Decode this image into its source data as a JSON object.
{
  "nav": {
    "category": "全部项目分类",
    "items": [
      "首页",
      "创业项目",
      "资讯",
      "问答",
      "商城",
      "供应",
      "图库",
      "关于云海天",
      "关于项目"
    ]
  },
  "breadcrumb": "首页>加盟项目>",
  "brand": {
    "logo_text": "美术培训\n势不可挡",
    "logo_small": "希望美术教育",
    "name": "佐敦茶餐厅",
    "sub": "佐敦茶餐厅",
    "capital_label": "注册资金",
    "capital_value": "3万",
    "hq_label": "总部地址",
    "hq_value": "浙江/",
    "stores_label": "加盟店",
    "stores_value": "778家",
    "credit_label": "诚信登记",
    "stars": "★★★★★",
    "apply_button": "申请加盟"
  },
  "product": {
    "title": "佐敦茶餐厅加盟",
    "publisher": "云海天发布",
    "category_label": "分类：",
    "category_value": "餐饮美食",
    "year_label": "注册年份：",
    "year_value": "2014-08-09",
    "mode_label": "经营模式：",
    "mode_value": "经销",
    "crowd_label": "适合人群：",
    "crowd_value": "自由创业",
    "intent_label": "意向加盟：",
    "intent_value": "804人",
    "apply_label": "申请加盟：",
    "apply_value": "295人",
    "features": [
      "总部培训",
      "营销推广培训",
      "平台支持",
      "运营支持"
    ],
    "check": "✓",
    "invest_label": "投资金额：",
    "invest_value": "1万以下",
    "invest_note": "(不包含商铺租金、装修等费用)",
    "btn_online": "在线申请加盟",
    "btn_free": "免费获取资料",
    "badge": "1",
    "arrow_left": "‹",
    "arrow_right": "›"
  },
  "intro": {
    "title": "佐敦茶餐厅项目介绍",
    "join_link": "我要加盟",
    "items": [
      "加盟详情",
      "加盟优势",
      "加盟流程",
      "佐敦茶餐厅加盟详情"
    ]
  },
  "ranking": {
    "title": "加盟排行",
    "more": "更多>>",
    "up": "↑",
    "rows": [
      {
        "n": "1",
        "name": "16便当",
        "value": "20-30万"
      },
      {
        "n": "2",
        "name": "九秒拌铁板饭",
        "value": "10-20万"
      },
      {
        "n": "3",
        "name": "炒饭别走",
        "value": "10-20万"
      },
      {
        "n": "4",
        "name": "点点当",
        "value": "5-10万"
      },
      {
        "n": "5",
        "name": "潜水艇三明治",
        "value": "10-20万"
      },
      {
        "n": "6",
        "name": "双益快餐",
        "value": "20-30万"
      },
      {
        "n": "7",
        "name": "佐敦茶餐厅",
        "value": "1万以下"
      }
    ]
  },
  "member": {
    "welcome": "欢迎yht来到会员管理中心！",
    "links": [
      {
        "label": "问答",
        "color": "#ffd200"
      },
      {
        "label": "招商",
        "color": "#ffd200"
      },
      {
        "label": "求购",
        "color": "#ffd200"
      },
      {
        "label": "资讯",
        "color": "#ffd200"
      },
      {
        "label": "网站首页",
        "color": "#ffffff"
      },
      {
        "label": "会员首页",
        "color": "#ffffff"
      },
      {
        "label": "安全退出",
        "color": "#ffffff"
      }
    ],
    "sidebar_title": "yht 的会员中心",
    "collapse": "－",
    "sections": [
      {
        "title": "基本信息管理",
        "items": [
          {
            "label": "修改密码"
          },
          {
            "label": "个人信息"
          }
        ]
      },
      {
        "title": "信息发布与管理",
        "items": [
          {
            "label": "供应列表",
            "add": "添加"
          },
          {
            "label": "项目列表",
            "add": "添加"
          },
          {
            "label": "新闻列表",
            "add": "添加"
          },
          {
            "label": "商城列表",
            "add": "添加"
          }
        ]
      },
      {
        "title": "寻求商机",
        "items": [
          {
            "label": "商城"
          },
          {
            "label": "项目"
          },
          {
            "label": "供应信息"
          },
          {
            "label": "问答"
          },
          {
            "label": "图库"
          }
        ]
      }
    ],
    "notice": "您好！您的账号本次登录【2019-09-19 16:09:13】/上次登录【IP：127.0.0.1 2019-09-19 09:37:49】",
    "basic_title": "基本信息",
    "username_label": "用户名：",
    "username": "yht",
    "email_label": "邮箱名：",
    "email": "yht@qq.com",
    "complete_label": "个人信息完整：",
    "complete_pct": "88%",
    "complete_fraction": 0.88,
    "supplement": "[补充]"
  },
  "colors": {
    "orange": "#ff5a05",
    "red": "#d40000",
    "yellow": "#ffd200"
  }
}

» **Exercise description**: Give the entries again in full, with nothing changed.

» **Answer for this exercise**:
Decode this image into its source data as a JSON object.
{
  "nav": {
    "category": "全部项目分类",
    "items": [
      "首页",
      "创业项目",
      "资讯",
      "问答",
      "商城",
      "供应",
      "图库",
      "关于云海天",
      "关于项目"
    ]
  },
  "breadcrumb": "首页>加盟项目>",
  "brand": {
    "logo_text": "美术培训\n势不可挡",
    "logo_small": "希望美术教育",
    "name": "佐敦茶餐厅",
    "sub": "佐敦茶餐厅",
    "capital_label": "注册资金",
    "capital_value": "3万",
    "hq_label": "总部地址",
    "hq_value": "浙江/",
    "stores_label": "加盟店",
    "stores_value": "778家",
    "credit_label": "诚信登记",
    "stars": "★★★★★",
    "apply_button": "申请加盟"
  },
  "product": {
    "title": "佐敦茶餐厅加盟",
    "publisher": "云海天发布",
    "category_label": "分类：",
    "category_value": "餐饮美食",
    "year_label": "注册年份：",
    "year_value": "2014-08-09",
    "mode_label": "经营模式：",
    "mode_value": "经销",
    "crowd_label": "适合人群：",
    "crowd_value": "自由创业",
    "intent_label": "意向加盟：",
    "intent_value": "804人",
    "apply_label": "申请加盟：",
    "apply_value": "295人",
    "features": [
      "总部培训",
      "营销推广培训",
      "平台支持",
      "运营支持"
    ],
    "check": "✓",
    "invest_label": "投资金额：",
    "invest_value": "1万以下",
    "invest_note": "(不包含商铺租金、装修等费用)",
    "btn_online": "在线申请加盟",
    "btn_free": "免费获取资料",
    "badge": "1",
    "arrow_left": "‹",
    "arrow_right": "›"
  },
  "intro": {
    "title": "佐敦茶餐厅项目介绍",
    "join_link": "我要加盟",
    "items": [
      "加盟详情",
      "加盟优势",
      "加盟流程",
      "佐敦茶餐厅加盟详情"
    ]
  },
  "ranking": {
    "title": "加盟排行",
    "more": "更多>>",
    "up": "↑",
    "rows": [
      {
        "n": "1",
        "name": "16便当",
        "value": "20-30万"
      },
      {
        "n": "2",
        "name": "九秒拌铁板饭",
        "value": "10-20万"
      },
      {
        "n": "3",
        "name": "炒饭别走",
        "value": "10-20万"
      },
      {
        "n": "4",
        "name": "点点当",
        "value": "5-10万"
      },
      {
        "n": "5",
        "name": "潜水艇三明治",
        "value": "10-20万"
      },
      {
        "n": "6",
        "name": "双益快餐",
        "value": "20-30万"
      },
      {
        "n": "7",
        "name": "佐敦茶餐厅",
        "value": "1万以下"
      }
    ]
  },
  "member": {
    "welcome": "欢迎yht来到会员管理中心！",
    "links": [
      {
        "label": "问答",
        "color": "#ffd200"
      },
      {
        "label": "招商",
        "color": "#ffd200"
      },
      {
        "label": "求购",
        "color": "#ffd200"
      },
      {
        "label": "资讯",
        "color": "#ffd200"
      },
      {
        "label": "网站首页",
        "color": "#ffffff"
      },
      {
        "label": "会员首页",
        "color": "#ffffff"
      },
      {
        "label": "安全退出",
        "color": "#ffffff"
      }
    ],
    "sidebar_title": "yht 的会员中心",
    "collapse": "－",
    "sections": [
      {
        "title": "基本信息管理",
        "items": [
          {
            "label": "修改密码"
          },
          {
            "label": "个人信息"
          }
        ]
      },
      {
        "title": "信息发布与管理",
        "items": [
          {
            "label": "供应列表",
            "add": "添加"
          },
          {
            "label": "项目列表",
            "add": "添加"
          },
          {
            "label": "新闻列表",
            "add": "添加"
          },
          {
            "label": "商城列表",
            "add": "添加"
          }
        ]
      },
      {
        "title": "寻求商机",
        "items": [
          {
            "label": "商城"
          },
          {
            "label": "项目"
          },
          {
            "label": "供应信息"
          },
          {
            "label": "问答"
          },
          {
            "label": "图库"
          }
        ]
      }
    ],
    "notice": "您好！您的账号本次登录【2019-09-19 16:09:13】/上次登录【IP：127.0.0.1 2019-09-19 09:37:49】",
    "basic_title": "基本信息",
    "username_label": "用户名：",
    "username": "yht",
    "email_label": "邮箱名：",
    "email": "yht@qq.com",
    "complete_label": "个人信息完整：",
    "complete_pct": "88%",
    "complete_fraction": 0.88,
    "supplement": "[补充]"
  },
  "colors": {
    "orange": "#ff5a05",
    "red": "#d40000",
    "yellow": "#ffd200"
  }
}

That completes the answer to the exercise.